de-oxygenation of atmosphere in tunnels cut into Upnor Formation
Summary geological descriptions of the Lambeth Group formations
This shallow marine deposit occurs at the base of the Lambeth
It is generally a dense to very dense, glauconitic fine- to medium-grained
sand. Thin clay beds or clay stringers may be present.
Flint gravel may occur at any depth but is generally found in
courses at the base or near the top of the formation beneath central
The upper part may be pedogenically altered: calcrete nodules
(often described as 'limestone') occur beneath central London.
Silcrete ('Hertfordshire puddingstone'), is mostly found in the
north-west of the London Basin.
Stiff, fissured mottled clay (Lower Mottled Beds)
Mottled glauconitic sandy clay with irregular calcareous concretion
Very weak limestone (Upnor Formation)
Firm glauconitic sandy clay or clayey sand with calcareous patches
This is mostly a floodplain deposit altered by pedogenic and
It was deposited in two leaves, the Upper and Lower Mottled Beds,
separated in the east by the Woolwich Formation. Elsewhere, the
units are difficult to distinguish.
It is a mottled or multicoloured, stiff or very stiff fissured
clay, compact silt, and dense or very dense sand deposited in overbank
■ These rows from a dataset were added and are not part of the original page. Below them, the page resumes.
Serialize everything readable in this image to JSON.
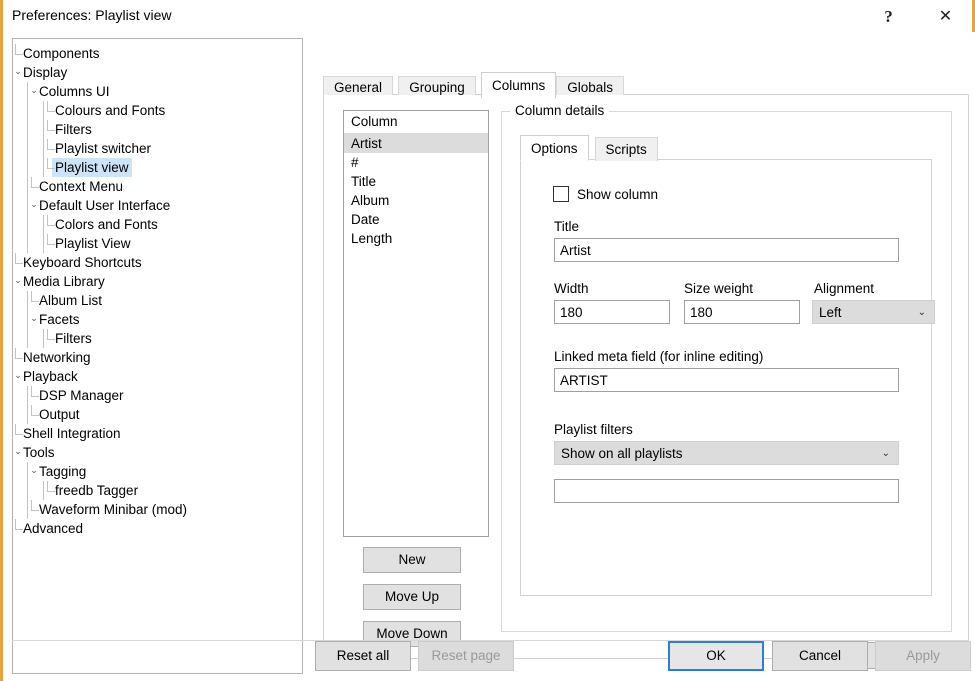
{
  "window": {
    "title": "Preferences: Playlist view",
    "accent_color": "#e8a33d",
    "help_glyph": "?",
    "close_glyph": "✕"
  },
  "tree": {
    "items": [
      {
        "label": "Components",
        "depth": 0,
        "chevron": "",
        "selected": false
      },
      {
        "label": "Display",
        "depth": 0,
        "chevron": "v",
        "selected": false
      },
      {
        "label": "Columns UI",
        "depth": 1,
        "chevron": "v",
        "selected": false
      },
      {
        "label": "Colours and Fonts",
        "depth": 2,
        "chevron": "",
        "selected": false
      },
      {
        "label": "Filters",
        "depth": 2,
        "chevron": "",
        "selected": false
      },
      {
        "label": "Playlist switcher",
        "depth": 2,
        "chevron": "",
        "selected": false
      },
      {
        "label": "Playlist view",
        "depth": 2,
        "chevron": "",
        "selected": true
      },
      {
        "label": "Context Menu",
        "depth": 1,
        "chevron": "",
        "selected": false
      },
      {
        "label": "Default User Interface",
        "depth": 1,
        "chevron": "v",
        "selected": false
      },
      {
        "label": "Colors and Fonts",
        "depth": 2,
        "chevron": "",
        "selected": false
      },
      {
        "label": "Playlist View",
        "depth": 2,
        "chevron": "",
        "selected": false
      },
      {
        "label": "Keyboard Shortcuts",
        "depth": 0,
        "chevron": "",
        "selected": false
      },
      {
        "label": "Media Library",
        "depth": 0,
        "chevron": "v",
        "selected": false
      },
      {
        "label": "Album List",
        "depth": 1,
        "chevron": "",
        "selected": false
      },
      {
        "label": "Facets",
        "depth": 1,
        "chevron": "v",
        "selected": false
      },
      {
        "label": "Filters",
        "depth": 2,
        "chevron": "",
        "selected": false
      },
      {
        "label": "Networking",
        "depth": 0,
        "chevron": "",
        "selected": false
      },
      {
        "label": "Playback",
        "depth": 0,
        "chevron": "v",
        "selected": false
      },
      {
        "label": "DSP Manager",
        "depth": 1,
        "chevron": "",
        "selected": false
      },
      {
        "label": "Output",
        "depth": 1,
        "chevron": "",
        "selected": false
      },
      {
        "label": "Shell Integration",
        "depth": 0,
        "chevron": "",
        "selected": false
      },
      {
        "label": "Tools",
        "depth": 0,
        "chevron": "v",
        "selected": false
      },
      {
        "label": "Tagging",
        "depth": 1,
        "chevron": "v",
        "selected": false
      },
      {
        "label": "freedb Tagger",
        "depth": 2,
        "chevron": "",
        "selected": false
      },
      {
        "label": "Waveform Minibar (mod)",
        "depth": 1,
        "chevron": "",
        "selected": false
      },
      {
        "label": "Advanced",
        "depth": 0,
        "chevron": "",
        "selected": false
      }
    ]
  },
  "tabs": {
    "items": [
      {
        "label": "General",
        "active": false
      },
      {
        "label": "Grouping",
        "active": false
      },
      {
        "label": "Columns",
        "active": true
      },
      {
        "label": "Globals",
        "active": false
      }
    ]
  },
  "column_list": {
    "header": "Column",
    "rows": [
      {
        "label": "Artist",
        "selected": true
      },
      {
        "label": "#",
        "selected": false
      },
      {
        "label": "Title",
        "selected": false
      },
      {
        "label": "Album",
        "selected": false
      },
      {
        "label": "Date",
        "selected": false
      },
      {
        "label": "Length",
        "selected": false
      }
    ]
  },
  "list_buttons": {
    "new": "New",
    "move_up": "Move Up",
    "move_down": "Move Down"
  },
  "details": {
    "group_title": "Column details",
    "inner_tabs": [
      {
        "label": "Options",
        "active": true
      },
      {
        "label": "Scripts",
        "active": false
      }
    ],
    "show_column_label": "Show column",
    "show_column_checked": false,
    "title_label": "Title",
    "title_value": "Artist",
    "width_label": "Width",
    "width_value": "180",
    "size_weight_label": "Size weight",
    "size_weight_value": "180",
    "alignment_label": "Alignment",
    "alignment_value": "Left",
    "alignment_arrow": "⌄",
    "linked_meta_label": "Linked meta field (for inline editing)",
    "linked_meta_value": "ARTIST",
    "playlist_filters_label": "Playlist filters",
    "playlist_filters_value": "Show on all playlists",
    "playlist_filters_arrow": "⌄",
    "filter_extra_value": "",
    "apply_label": "Apply"
  },
  "bottom_bar": {
    "reset_all": "Reset all",
    "reset_page": "Reset page",
    "ok": "OK",
    "cancel": "Cancel",
    "apply": "Apply"
  }
}
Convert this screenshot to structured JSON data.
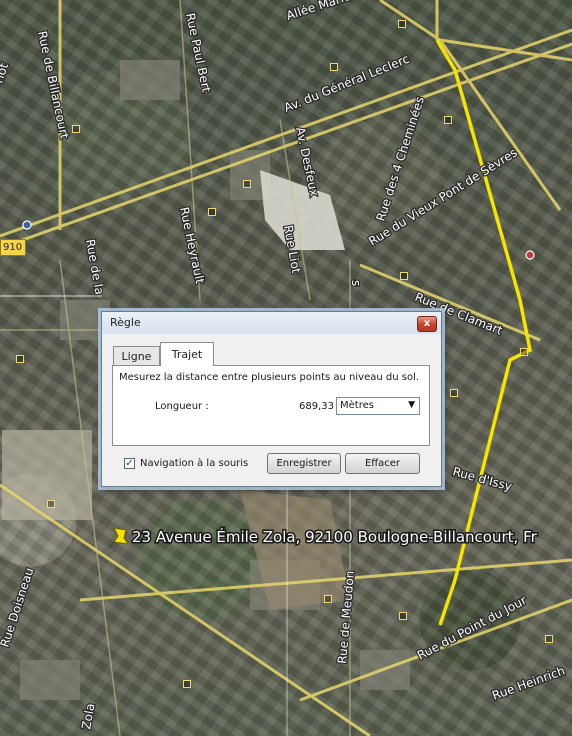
{
  "map": {
    "road_badge": "910",
    "streets": [
      "Allée Marie",
      "Rue Paul Bert",
      "Rue de Billancourt",
      "Av. du Général Leclerc",
      "Av. Desfeux",
      "Rue des 4 Cheminées",
      "Rue du Vieux Pont de Sèvres",
      "Rue Heyrault",
      "Rue de la",
      "Rue Liot",
      "Rue de Clamart",
      "Rue d'Issy",
      "Rue de Meudon",
      "Rue du Point du Jour",
      "Rue Heinrich",
      "Rue Doisneau",
      "Zola",
      "riot",
      "s"
    ],
    "address_label": "23 Avenue Émile Zola, 92100 Boulogne-Billancourt, Fr",
    "colors": {
      "route": "#f5e400",
      "road": "#e8d66a",
      "ruler": "#ffffff"
    }
  },
  "dialog": {
    "title": "Règle",
    "close_glyph": "x",
    "tabs": [
      {
        "label": "Ligne",
        "active": false
      },
      {
        "label": "Trajet",
        "active": true
      }
    ],
    "description": "Mesurez la distance entre plusieurs points au niveau du sol.",
    "length_label": "Longueur :",
    "length_value": "689,33",
    "unit_selected": "Mètres",
    "unit_arrow": "▼",
    "mouse_nav_label": "Navigation à la souris",
    "mouse_nav_checked": true,
    "check_glyph": "✓",
    "save_label": "Enregistrer",
    "clear_label": "Effacer"
  }
}
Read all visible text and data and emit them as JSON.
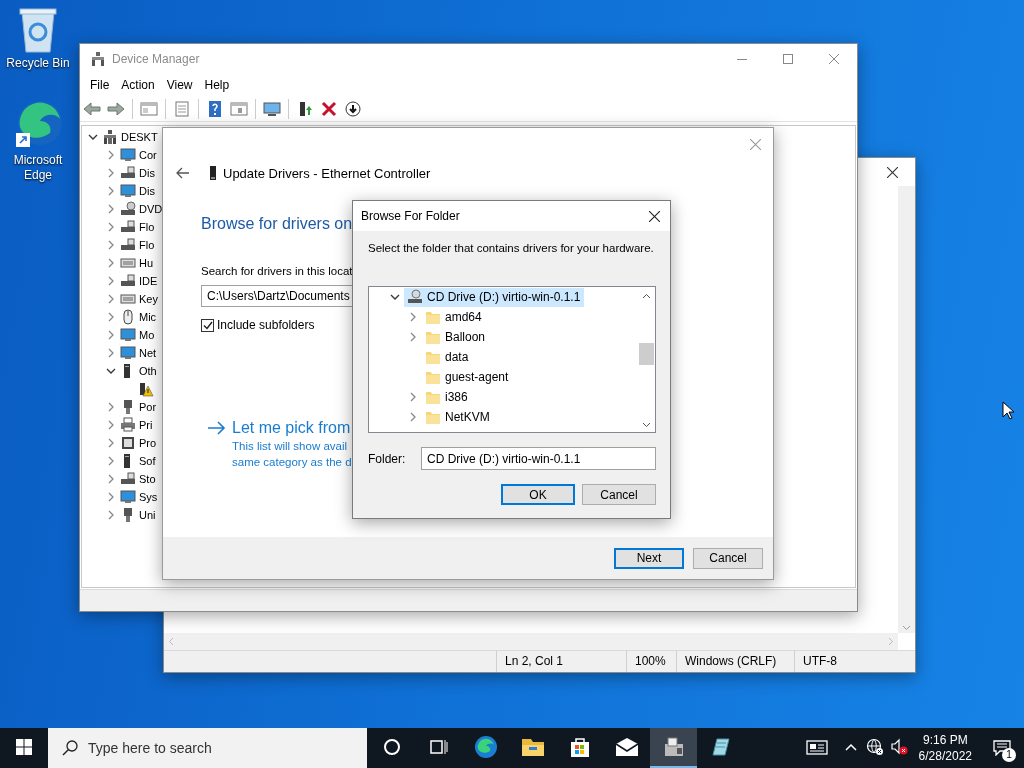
{
  "desktop_icons": [
    {
      "kind": "recycle",
      "label": "Recycle Bin"
    },
    {
      "kind": "edge",
      "label": "Microsoft Edge"
    }
  ],
  "notepad": {
    "status_bar": [
      "Ln 2, Col 1",
      "100%",
      "Windows (CRLF)",
      "UTF-8"
    ]
  },
  "device_manager": {
    "title": "Device Manager",
    "menu": [
      "File",
      "Action",
      "View",
      "Help"
    ],
    "toolbar": [
      {
        "kind": "back"
      },
      {
        "kind": "forward"
      },
      {
        "kind": "separator"
      },
      {
        "kind": "console"
      },
      {
        "kind": "separator"
      },
      {
        "kind": "properties"
      },
      {
        "kind": "separator"
      },
      {
        "kind": "help"
      },
      {
        "kind": "panel"
      },
      {
        "kind": "separator"
      },
      {
        "kind": "scan"
      },
      {
        "kind": "separator"
      },
      {
        "kind": "update"
      },
      {
        "kind": "uninstall"
      },
      {
        "kind": "download"
      }
    ],
    "tree": {
      "label": "DESKT",
      "kind": "computer",
      "expandable": true,
      "expanded": true,
      "children": [
        {
          "label": "Cor",
          "kind": "monitor",
          "expandable": true,
          "expanded": false
        },
        {
          "label": "Dis",
          "kind": "drive",
          "expandable": true,
          "expanded": false
        },
        {
          "label": "Dis",
          "kind": "monitor",
          "expandable": true,
          "expanded": false
        },
        {
          "label": "DVD",
          "kind": "disc",
          "expandable": true,
          "expanded": false
        },
        {
          "label": "Flo",
          "kind": "drive",
          "expandable": true,
          "expanded": false
        },
        {
          "label": "Flo",
          "kind": "drive",
          "expandable": true,
          "expanded": false
        },
        {
          "label": "Hu",
          "kind": "keyboard",
          "expandable": true,
          "expanded": false
        },
        {
          "label": "IDE",
          "kind": "drive",
          "expandable": true,
          "expanded": false
        },
        {
          "label": "Key",
          "kind": "keyboard",
          "expandable": true,
          "expanded": false
        },
        {
          "label": "Mic",
          "kind": "mouse",
          "expandable": true,
          "expanded": false
        },
        {
          "label": "Mo",
          "kind": "monitor",
          "expandable": true,
          "expanded": false
        },
        {
          "label": "Net",
          "kind": "monitor",
          "expandable": true,
          "expanded": false
        },
        {
          "label": "Oth",
          "kind": "tower",
          "expandable": true,
          "expanded": true,
          "children": [
            {
              "kind": "warning",
              "expandable": false
            }
          ]
        },
        {
          "label": "Por",
          "kind": "plug",
          "expandable": true,
          "expanded": false
        },
        {
          "label": "Pri",
          "kind": "printer",
          "expandable": true,
          "expanded": false
        },
        {
          "label": "Pro",
          "kind": "chip",
          "expandable": true,
          "expanded": false
        },
        {
          "label": "Sof",
          "kind": "tower",
          "expandable": true,
          "expanded": false
        },
        {
          "label": "Sto",
          "kind": "drive",
          "expandable": true,
          "expanded": false
        },
        {
          "label": "Sys",
          "kind": "monitor",
          "expandable": true,
          "expanded": false
        },
        {
          "label": "Uni",
          "kind": "plug",
          "expandable": true,
          "expanded": false
        }
      ]
    }
  },
  "update_drivers": {
    "title": "Update Drivers - Ethernet Controller",
    "heading": "Browse for drivers on",
    "search_label": "Search for drivers in this locat",
    "path": "C:\\Users\\Dartz\\Documents",
    "include_subfolders": {
      "label": "Include subfolders",
      "checked": true
    },
    "pick_link": {
      "title": "Let me pick from",
      "description": [
        "This list will show avail",
        "same category as the d"
      ]
    },
    "buttons": [
      {
        "label": "Next",
        "default": true
      },
      {
        "label": "Cancel",
        "default": false
      }
    ]
  },
  "browse_folder": {
    "title": "Browse For Folder",
    "instruction": "Select the folder that contains drivers for your hardware.",
    "tree": {
      "label": "CD Drive (D:) virtio-win-0.1.1",
      "kind": "cd-drive",
      "expandable": true,
      "expanded": true,
      "selected": true,
      "children": [
        {
          "label": "amd64",
          "kind": "folder",
          "expandable": true,
          "expanded": false,
          "selected": false
        },
        {
          "label": "Balloon",
          "kind": "folder",
          "expandable": true,
          "expanded": false,
          "selected": false
        },
        {
          "label": "data",
          "kind": "folder",
          "expandable": false,
          "selected": false
        },
        {
          "label": "guest-agent",
          "kind": "folder",
          "expandable": false,
          "selected": false
        },
        {
          "label": "i386",
          "kind": "folder",
          "expandable": true,
          "expanded": false,
          "selected": false
        },
        {
          "label": "NetKVM",
          "kind": "folder",
          "expandable": true,
          "expanded": false,
          "selected": false
        }
      ]
    },
    "folder_label": "Folder:",
    "folder_value": "CD Drive (D:) virtio-win-0.1.1",
    "buttons": [
      {
        "label": "OK",
        "default": true
      },
      {
        "label": "Cancel",
        "default": false
      }
    ]
  },
  "taskbar": {
    "search_placeholder": "Type here to search",
    "apps": [
      {
        "kind": "cortana",
        "active": false
      },
      {
        "kind": "task-view",
        "active": false
      },
      {
        "kind": "edge",
        "active": false
      },
      {
        "kind": "explorer",
        "active": false
      },
      {
        "kind": "store",
        "active": false
      },
      {
        "kind": "mail",
        "active": false
      },
      {
        "kind": "device-manager",
        "active": true
      },
      {
        "kind": "notepad",
        "active": false
      }
    ],
    "tray": [
      {
        "kind": "news"
      },
      {
        "kind": "chevron"
      },
      {
        "kind": "network"
      },
      {
        "kind": "volume-muted"
      }
    ],
    "time": "9:16 PM",
    "date": "6/28/2022",
    "notifications": "1"
  }
}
(fine-grained) or channel (sand) settings.
The Lower Mottled Beds are absent from the far eastern part of
The Upper Mottled Beds are absent from south-east London and
Pedogenic calcrete formation occurs in the upper part of the
Lower Mottled Beds in central London and scattered sites elsewhere.
This is a lagoonal and estuarine deposit found in the east of
the London Basin and eastern part of the Hampshire Basin.
It is divided into a lower part (Lower Shelly Clay and Laminated
Beds) in central London and to the east and in the east of the
Hampshire Basin, and an upper part (Upper Shelly Clay), found in
central London and sporadically to the north and east.
The Lower Shelly Clay is a dark grey to black clay with abundant
shells but may also be a shelly sand particularly in the east London
Basin. Where shells predominate, thin limestone bands are formed.
Lignite beds occur at the base in north Kent.
The Laminated Beds consists of thinly interbedded fine- to medium-grained
sand, silt and clay, with locally more extensive sand bodies and
thin shell and lignite beds.
The Upper Shelly Clay is mainly a grey shelly clay, and occasionally
sand dominated unit and shelly limestone.
Very thickly laminated grey clay, silt and fine sand with occasional
shell beds (Laminated Beds)
Very stiff, thinly laminated grey clay and brown fine sand
with occasional shell fragments( Laminated Beds)
Very stiff, thinly laminated, grey clay with partings of brown
silt, occasional thin shelly beds and scattered sand sized particles
of organic matter (Laminated Beds)
Very stiff, dark grey, organic, very shelly clay Shells locally
cemented (Lower Shelly Clay)
Very shelly dark grey fine sand. Sharp irregular base with
burrows extending 0.30 m into bed below (Lower Shelly Clay)
Presentation of the geology
The Lambeth Group is being modelled in 3D to provide better information
on the distribution of likely engineering problems. A typical section
(below) shows the relationships between lithologies in the Lambeth
Group and those in the sequences above and below. In this example,
the potential for groundwater inflow can be identified where the
lower, coarse-grained part of the Lambeth Group is in hydraulic
continuity with the underlying Chalk and Thanet Sand Formation.
Geotechnical data from over 50 ground investigations, held in the
National Geotechnical Properties Database have been analysed to
assess the spatial variation in geotechnical properties across
the main formations of the Lambeth Group. An example of the undrained
shear strength with depth is presented below.
The BGS gratefully acknowledges the contribution
made to parts of this study by Dr Jackie Skipper (Engineering Stratigrapher,
Natural History Museum) based on her extensive experience of the
Lambeth Group geology and associated engineering problems.
Jones, L D, and Hobbs, P R N. 2004. The shrinkage and swelling behaviour of UK soils: the clays of the Lambeth Group. British Geological Survey Report, RR/04/001.
Jones, L D. 2001. Determination of the shrinking and swelling properties of the clays of the Lambeth Group. British Geological Survey Report, IR/01/054.